Contents: By Damage and Image
European Pine Shoot Moth (EPSM)
A shepherd's crook symptom or distorted tips of pine trees are indications of possible damage from European Pine Shoot Moth, Rhyacionia buoliana (Denis & Schiffermuller). Feeding by the moth larvae in the buds cause the buds to wilt and turn brown. Continued feeding can kill the terminal bud, leaving lateral shoots to bend up, replacing the terminal with a crooked top. In addition to direct damage, nurseries producing pines for sale need to be aware of the regulations that are required for nurseries which ship to California, Montana, and Nevada (See ODA link below).
Host pines include red, Mugho, and ponderosa pine, which may be badly damaged, as well Scotch and Austrian pines.
The adult moths emerge from overwintered pupa within the buds and begin their flights in late May-June in western Oregon. They mate immediately and begin laying eggs at the base of needles, bud scales, and on twigs of the trees.

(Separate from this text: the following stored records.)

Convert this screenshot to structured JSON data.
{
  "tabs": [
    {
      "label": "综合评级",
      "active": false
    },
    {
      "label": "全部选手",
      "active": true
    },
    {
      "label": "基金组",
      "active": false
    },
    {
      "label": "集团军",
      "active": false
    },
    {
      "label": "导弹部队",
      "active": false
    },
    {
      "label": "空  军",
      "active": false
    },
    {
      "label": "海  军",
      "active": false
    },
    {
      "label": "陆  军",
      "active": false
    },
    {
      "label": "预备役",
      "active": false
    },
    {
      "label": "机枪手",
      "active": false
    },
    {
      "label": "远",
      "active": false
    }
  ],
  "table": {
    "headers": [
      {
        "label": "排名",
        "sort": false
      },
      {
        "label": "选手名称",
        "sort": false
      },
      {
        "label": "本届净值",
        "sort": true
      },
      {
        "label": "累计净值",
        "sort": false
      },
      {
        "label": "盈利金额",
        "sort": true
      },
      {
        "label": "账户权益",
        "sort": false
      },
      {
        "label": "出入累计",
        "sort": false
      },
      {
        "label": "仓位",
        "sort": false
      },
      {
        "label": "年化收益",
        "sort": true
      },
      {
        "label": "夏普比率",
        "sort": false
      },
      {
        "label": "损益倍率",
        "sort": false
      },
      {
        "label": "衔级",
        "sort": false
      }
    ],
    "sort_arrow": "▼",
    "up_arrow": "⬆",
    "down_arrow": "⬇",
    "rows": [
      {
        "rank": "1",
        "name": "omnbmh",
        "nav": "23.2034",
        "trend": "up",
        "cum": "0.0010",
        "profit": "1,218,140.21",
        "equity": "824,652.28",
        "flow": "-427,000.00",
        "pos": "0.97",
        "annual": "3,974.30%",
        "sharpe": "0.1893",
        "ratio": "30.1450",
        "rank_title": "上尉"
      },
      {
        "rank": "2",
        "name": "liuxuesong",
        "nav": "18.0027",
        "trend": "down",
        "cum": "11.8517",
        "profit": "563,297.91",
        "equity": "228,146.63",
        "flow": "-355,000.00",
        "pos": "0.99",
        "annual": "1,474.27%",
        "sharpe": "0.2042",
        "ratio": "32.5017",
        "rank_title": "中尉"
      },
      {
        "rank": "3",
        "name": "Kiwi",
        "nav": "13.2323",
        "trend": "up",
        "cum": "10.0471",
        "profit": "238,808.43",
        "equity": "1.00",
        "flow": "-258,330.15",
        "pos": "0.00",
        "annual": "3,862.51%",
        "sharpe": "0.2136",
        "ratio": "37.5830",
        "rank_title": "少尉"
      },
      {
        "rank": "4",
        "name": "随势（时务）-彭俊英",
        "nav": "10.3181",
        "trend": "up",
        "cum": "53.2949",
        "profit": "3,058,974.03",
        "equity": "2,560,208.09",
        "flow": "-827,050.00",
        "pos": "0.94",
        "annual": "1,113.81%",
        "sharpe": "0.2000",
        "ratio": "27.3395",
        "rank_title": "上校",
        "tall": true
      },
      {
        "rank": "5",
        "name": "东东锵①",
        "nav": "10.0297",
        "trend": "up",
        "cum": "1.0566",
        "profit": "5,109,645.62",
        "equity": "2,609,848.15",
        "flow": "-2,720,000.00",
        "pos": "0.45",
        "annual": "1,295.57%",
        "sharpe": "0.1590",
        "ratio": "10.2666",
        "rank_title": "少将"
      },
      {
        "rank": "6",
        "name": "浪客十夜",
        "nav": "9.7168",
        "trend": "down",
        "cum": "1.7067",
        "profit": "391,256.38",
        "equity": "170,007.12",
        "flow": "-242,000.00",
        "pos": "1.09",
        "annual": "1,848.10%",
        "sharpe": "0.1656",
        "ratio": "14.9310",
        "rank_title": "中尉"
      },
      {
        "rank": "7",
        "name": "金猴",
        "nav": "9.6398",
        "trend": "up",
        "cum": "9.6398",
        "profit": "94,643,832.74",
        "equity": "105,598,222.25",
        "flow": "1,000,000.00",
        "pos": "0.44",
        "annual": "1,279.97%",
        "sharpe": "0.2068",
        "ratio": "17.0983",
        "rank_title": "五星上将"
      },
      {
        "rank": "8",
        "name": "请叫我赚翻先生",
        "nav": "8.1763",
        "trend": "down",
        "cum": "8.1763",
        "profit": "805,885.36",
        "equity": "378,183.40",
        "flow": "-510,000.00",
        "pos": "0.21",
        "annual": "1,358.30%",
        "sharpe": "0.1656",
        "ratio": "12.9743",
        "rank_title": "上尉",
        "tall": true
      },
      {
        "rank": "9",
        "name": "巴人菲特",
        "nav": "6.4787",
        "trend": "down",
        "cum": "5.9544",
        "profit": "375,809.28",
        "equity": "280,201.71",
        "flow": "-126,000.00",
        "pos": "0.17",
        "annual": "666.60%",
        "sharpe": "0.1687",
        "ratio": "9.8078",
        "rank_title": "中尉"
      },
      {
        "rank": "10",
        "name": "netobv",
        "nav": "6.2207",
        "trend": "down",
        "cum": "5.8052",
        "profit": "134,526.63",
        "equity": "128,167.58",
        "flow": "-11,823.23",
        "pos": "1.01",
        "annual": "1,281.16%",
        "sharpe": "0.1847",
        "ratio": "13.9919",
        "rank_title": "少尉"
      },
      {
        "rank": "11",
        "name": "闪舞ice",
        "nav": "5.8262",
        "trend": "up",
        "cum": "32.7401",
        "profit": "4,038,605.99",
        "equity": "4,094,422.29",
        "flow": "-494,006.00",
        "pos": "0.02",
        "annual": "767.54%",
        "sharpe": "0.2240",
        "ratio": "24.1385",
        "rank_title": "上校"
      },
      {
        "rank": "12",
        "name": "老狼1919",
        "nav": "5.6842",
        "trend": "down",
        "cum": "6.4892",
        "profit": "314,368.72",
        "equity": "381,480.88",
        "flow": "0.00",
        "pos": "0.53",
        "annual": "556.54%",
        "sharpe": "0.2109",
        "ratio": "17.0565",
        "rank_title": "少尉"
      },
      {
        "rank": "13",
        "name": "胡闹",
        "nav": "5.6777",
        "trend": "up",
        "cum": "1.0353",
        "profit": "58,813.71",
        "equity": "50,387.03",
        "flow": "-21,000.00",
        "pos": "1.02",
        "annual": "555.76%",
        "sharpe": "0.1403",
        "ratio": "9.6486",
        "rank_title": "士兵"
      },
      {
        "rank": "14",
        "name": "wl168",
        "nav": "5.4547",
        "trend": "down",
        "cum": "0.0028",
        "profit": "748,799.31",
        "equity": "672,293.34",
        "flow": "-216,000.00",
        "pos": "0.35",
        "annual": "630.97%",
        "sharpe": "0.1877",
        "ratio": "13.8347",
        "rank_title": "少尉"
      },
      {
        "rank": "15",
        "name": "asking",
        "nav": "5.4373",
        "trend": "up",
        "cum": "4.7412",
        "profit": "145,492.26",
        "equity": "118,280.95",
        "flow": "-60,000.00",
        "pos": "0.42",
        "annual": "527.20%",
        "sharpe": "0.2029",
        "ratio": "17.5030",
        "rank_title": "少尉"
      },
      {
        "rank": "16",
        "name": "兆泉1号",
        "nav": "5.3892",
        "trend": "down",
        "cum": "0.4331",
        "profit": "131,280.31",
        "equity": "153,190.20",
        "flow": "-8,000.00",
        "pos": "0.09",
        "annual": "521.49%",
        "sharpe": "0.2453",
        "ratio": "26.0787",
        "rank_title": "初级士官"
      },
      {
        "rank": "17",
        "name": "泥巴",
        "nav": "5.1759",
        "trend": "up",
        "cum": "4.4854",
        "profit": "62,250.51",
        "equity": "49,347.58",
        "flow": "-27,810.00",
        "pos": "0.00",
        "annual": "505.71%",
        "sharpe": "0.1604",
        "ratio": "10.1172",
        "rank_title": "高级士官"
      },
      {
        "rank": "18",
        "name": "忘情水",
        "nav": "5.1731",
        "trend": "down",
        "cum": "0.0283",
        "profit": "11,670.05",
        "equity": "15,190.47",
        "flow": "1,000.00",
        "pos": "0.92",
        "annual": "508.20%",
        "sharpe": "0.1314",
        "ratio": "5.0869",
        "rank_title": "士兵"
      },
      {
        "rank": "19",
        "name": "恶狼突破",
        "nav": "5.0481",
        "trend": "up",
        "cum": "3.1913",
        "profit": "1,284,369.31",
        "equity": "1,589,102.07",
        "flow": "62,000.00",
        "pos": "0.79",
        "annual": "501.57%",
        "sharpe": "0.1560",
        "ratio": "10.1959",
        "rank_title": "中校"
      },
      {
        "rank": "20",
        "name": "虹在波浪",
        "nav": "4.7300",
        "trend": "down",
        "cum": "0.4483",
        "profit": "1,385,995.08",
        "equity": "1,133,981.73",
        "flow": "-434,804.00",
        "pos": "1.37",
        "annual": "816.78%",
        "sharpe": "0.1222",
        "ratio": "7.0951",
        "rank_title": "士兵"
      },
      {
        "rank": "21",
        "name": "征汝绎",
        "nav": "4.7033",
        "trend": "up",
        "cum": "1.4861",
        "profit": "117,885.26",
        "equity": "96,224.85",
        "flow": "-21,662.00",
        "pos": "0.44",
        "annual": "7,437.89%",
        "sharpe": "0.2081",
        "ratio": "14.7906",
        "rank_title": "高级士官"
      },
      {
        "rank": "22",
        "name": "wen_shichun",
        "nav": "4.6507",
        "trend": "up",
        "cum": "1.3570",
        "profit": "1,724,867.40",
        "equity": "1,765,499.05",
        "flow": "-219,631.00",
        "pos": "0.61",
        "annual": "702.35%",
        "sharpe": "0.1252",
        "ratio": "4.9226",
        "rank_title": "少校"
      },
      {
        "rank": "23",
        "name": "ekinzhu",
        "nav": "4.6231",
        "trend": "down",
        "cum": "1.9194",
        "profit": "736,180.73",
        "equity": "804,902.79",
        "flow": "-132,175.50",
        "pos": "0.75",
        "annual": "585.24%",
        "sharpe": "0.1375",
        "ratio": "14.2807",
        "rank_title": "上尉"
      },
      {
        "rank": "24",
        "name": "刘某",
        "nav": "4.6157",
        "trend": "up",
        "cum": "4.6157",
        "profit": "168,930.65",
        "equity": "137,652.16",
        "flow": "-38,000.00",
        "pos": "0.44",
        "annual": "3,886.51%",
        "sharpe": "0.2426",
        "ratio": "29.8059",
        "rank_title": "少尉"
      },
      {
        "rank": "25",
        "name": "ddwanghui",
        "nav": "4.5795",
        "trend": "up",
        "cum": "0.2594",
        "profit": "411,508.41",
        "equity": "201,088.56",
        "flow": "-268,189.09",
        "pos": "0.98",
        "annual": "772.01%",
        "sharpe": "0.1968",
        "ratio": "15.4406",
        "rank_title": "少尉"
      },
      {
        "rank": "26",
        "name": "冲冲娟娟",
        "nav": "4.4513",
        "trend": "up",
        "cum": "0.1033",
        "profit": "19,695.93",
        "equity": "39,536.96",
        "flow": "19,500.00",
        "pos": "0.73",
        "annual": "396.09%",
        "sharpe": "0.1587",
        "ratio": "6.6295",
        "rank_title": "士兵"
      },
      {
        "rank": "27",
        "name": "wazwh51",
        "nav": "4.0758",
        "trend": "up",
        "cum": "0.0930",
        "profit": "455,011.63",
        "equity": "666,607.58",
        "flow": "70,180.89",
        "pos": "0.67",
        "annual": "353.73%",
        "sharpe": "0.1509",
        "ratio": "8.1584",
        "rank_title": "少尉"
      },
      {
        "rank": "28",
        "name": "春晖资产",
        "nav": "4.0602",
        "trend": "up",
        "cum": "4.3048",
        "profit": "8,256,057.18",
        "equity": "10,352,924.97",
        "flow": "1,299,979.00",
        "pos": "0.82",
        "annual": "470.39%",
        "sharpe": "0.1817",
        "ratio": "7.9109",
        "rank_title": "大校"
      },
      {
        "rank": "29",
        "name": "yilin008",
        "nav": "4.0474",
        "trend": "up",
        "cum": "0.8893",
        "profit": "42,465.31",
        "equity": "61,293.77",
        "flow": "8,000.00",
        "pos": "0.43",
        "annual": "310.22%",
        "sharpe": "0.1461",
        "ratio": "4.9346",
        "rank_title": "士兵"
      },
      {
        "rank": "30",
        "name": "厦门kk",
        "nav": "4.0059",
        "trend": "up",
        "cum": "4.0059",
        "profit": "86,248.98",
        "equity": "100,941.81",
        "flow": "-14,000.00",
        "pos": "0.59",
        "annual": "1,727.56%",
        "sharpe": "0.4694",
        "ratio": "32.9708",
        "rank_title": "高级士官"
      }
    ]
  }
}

The eggs hatch in seven-ten days. The young larvae spin a small web near the needle sheath and stems then bore into the base of needles where they feed. Later, as the larvae mature,they move into the buds to feed. Larvae remain in the buds to overwinter.
There are some very helpful websites devoted to management
Dept. of Agriculture Regulations for shipping to California, Montana,
EPSM Degree Day Calculator: Scroll to select model from list.
Hoover, Greg. 2004. European Pine Shoot Moth. Penn State Extension. Accessed 10 June 2014
Miller, W., Hastings, A. and V. Carolin. 1970. European Pine Shoot Moth. USDA-Forest Service. Forest Insect and Disease Leaflet No. 59. Revised November 1970).
Original version: <12 February 2004)
Last update <8 August 2019>
Author: R.L. Rosetta, Extension Nursery Integrated Pest Management, Department of Horticulture, Oregon State University/NWREC.